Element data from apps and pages
■ ■ ■ ■ ■ ■ ■

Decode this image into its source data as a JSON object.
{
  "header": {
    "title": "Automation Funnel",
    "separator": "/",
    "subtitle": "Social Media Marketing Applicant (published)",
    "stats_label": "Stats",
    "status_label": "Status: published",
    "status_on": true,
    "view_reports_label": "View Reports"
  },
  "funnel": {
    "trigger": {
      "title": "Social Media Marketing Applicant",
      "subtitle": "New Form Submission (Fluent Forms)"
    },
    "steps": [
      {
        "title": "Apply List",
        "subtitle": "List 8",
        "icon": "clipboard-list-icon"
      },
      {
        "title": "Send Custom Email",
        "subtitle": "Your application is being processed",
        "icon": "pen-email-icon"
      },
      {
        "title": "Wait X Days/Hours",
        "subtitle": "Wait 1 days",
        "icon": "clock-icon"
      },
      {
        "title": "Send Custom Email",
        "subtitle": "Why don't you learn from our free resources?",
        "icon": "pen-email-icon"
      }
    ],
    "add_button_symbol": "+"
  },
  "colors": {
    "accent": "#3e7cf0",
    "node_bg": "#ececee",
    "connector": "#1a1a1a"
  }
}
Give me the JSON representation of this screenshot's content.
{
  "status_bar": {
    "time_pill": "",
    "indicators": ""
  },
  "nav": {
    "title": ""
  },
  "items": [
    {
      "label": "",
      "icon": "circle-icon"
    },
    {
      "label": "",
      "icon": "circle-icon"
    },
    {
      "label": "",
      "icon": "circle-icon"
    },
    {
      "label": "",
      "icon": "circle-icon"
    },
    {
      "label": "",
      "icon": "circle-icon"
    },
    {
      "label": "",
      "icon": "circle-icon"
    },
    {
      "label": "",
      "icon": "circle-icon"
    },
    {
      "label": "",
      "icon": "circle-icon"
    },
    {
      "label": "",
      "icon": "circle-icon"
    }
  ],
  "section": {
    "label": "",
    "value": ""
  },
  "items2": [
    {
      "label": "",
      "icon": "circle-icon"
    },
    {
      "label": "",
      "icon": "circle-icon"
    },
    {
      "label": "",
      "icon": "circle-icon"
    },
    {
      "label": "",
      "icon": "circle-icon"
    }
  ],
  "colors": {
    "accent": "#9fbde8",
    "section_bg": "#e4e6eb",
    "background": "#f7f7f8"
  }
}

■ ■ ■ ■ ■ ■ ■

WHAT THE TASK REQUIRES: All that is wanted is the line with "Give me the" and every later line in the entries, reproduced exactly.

SOLUTION TO THIS EXERCISE:
Give me the JSON representation of this screenshot's content.
{
  "status_bar": {
    "time_pill": "",
    "indicators": ""
  },
  "nav": {
    "title": ""
  },
  "items": [
    {
      "label": "",
      "icon": "circle-icon"
    },
    {
      "label": "",
      "icon": "circle-icon"
    },
    {
      "label": "",
      "icon": "circle-icon"
    },
    {
      "label": "",
      "icon": "circle-icon"
    },
    {
      "label": "",
      "icon": "circle-icon"
    },
    {
      "label": "",
      "icon": "circle-icon"
    },
    {
      "label": "",
      "icon": "circle-icon"
    },
    {
      "label": "",
      "icon": "circle-icon"
    },
    {
      "label": "",
      "icon": "circle-icon"
    }
  ],
  "section": {
    "label": "",
    "value": ""
  },
  "items2": [
    {
      "label": "",
      "icon": "circle-icon"
    },
    {
      "label": "",
      "icon": "circle-icon"
    },
    {
      "label": "",
      "icon": "circle-icon"
    },
    {
      "label": "",
      "icon": "circle-icon"
    }
  ],
  "colors": {
    "accent": "#9fbde8",
    "section_bg": "#e4e6eb",
    "background": "#f7f7f8"
  }
}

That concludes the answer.